▶ [Work item]: Among the entries below, tally each line in which the word "card" is found, then state the tally alone.

+++ Data to examine

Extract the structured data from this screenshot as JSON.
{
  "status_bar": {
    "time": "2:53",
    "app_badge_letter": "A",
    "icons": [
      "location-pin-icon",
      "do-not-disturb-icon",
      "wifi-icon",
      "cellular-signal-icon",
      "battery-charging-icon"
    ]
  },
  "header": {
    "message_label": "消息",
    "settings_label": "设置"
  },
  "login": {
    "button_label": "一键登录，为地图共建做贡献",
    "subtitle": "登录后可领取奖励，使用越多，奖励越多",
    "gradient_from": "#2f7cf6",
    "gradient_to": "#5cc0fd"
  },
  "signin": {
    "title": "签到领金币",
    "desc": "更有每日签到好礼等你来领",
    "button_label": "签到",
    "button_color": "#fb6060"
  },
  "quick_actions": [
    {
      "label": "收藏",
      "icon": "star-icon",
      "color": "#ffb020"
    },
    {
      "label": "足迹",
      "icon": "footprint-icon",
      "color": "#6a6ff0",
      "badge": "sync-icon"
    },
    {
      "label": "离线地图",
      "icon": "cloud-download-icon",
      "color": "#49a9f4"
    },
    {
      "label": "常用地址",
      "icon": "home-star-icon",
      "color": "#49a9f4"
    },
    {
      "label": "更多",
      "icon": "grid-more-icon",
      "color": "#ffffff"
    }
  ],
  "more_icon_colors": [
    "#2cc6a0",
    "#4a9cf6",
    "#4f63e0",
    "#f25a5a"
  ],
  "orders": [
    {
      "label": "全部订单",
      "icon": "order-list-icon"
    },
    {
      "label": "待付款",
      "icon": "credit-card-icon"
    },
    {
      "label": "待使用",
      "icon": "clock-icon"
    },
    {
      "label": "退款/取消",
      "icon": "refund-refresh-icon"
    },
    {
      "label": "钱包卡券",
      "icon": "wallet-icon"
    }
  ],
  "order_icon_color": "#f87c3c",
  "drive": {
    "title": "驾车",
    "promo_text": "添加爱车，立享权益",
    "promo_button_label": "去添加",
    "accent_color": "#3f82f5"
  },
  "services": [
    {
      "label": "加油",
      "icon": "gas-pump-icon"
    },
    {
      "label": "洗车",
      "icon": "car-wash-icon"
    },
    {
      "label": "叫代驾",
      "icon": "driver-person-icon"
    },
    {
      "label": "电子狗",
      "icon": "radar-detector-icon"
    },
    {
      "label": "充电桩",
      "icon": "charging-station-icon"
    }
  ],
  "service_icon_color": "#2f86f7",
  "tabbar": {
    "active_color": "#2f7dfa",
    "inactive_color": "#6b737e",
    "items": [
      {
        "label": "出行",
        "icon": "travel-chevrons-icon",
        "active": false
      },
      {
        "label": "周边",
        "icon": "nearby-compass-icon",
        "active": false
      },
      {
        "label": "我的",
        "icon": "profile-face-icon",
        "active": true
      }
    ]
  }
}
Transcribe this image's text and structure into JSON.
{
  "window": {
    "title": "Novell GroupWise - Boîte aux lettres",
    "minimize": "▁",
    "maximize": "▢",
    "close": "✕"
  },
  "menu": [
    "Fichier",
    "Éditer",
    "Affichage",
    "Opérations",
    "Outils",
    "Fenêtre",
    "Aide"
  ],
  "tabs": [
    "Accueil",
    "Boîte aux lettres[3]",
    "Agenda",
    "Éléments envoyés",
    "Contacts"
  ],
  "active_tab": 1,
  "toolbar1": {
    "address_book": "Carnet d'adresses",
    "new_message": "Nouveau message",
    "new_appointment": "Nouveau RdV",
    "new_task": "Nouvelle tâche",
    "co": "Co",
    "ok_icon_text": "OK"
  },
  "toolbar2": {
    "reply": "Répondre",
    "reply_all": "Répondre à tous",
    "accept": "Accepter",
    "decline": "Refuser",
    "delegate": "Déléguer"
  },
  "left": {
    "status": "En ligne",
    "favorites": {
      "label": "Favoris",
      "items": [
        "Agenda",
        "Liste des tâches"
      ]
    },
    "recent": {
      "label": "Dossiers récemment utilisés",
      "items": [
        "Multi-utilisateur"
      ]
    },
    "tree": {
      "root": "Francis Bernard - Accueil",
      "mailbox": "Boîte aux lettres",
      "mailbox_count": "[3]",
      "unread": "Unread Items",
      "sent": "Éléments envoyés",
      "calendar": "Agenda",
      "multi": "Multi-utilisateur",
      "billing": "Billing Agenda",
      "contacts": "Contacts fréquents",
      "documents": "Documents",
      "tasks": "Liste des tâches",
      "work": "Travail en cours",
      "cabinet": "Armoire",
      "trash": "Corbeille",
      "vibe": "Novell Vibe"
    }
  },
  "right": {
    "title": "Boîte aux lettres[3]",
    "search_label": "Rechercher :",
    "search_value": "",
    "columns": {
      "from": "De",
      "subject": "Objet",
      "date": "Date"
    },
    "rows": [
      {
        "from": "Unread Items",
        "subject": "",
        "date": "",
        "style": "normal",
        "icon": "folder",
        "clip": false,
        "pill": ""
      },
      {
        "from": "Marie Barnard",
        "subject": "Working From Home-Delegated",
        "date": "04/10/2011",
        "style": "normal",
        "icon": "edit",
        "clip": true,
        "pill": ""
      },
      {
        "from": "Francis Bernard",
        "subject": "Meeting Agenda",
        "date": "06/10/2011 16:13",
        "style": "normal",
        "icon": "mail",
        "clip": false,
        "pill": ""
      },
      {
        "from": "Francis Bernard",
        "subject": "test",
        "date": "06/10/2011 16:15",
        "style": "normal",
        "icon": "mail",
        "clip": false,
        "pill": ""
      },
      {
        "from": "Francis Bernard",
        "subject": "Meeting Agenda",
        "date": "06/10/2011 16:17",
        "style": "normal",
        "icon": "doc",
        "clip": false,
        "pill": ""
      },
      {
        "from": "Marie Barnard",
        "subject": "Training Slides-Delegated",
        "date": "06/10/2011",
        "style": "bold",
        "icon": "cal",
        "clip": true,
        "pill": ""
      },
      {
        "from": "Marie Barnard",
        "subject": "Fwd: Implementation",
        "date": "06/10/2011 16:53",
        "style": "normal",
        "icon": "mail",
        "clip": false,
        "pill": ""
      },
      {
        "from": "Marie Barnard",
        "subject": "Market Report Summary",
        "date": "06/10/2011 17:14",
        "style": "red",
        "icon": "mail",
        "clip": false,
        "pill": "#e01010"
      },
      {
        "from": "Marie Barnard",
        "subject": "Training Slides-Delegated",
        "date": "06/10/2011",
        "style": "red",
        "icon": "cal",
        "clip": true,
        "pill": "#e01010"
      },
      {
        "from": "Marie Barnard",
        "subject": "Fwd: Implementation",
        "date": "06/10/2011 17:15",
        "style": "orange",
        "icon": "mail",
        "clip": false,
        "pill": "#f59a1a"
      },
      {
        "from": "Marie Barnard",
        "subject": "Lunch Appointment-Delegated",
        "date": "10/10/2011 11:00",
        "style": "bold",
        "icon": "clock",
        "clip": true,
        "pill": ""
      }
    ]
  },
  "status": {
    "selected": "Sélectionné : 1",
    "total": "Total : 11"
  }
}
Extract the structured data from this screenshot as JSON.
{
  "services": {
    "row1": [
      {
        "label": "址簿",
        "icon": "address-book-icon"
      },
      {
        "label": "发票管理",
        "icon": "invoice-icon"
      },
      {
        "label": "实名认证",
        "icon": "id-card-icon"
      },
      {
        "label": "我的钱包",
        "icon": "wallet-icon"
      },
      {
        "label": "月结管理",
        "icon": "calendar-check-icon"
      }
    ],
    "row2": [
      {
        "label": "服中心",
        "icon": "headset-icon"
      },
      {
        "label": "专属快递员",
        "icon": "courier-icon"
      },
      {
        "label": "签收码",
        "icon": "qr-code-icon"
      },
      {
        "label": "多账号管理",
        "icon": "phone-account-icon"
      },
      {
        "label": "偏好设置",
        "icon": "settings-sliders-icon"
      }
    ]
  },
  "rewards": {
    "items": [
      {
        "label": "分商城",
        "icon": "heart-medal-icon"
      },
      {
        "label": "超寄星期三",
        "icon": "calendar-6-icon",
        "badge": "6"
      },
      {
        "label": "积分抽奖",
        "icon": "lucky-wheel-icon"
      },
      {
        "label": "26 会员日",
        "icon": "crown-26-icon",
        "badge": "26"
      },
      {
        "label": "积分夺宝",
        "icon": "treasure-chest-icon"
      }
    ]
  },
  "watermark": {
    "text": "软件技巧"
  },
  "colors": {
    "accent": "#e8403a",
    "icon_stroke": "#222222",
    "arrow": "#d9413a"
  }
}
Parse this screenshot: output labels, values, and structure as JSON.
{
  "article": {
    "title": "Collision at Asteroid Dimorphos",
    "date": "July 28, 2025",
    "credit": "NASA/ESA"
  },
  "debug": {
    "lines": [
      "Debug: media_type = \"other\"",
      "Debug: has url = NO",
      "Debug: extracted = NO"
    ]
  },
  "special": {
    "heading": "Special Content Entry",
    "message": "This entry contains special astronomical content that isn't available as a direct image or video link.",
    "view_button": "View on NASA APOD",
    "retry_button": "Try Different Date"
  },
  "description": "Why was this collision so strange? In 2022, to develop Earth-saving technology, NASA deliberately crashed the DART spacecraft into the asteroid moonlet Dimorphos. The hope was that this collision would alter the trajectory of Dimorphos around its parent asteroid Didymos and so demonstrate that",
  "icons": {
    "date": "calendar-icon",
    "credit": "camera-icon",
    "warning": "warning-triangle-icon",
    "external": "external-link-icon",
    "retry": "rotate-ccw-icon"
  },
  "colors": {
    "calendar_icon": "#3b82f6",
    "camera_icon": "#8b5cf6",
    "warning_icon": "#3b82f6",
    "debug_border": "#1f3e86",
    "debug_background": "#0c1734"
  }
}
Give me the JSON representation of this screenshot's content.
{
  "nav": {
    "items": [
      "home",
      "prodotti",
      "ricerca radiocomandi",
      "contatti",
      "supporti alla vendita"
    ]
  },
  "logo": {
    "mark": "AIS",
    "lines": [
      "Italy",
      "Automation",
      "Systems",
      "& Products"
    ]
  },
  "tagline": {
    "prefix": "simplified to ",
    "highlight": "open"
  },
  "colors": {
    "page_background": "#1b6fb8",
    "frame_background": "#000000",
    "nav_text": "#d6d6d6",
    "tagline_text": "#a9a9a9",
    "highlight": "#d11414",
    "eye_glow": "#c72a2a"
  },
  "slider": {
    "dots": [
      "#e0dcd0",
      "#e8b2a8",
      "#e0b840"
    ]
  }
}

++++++

▶ [Output for this task]: 2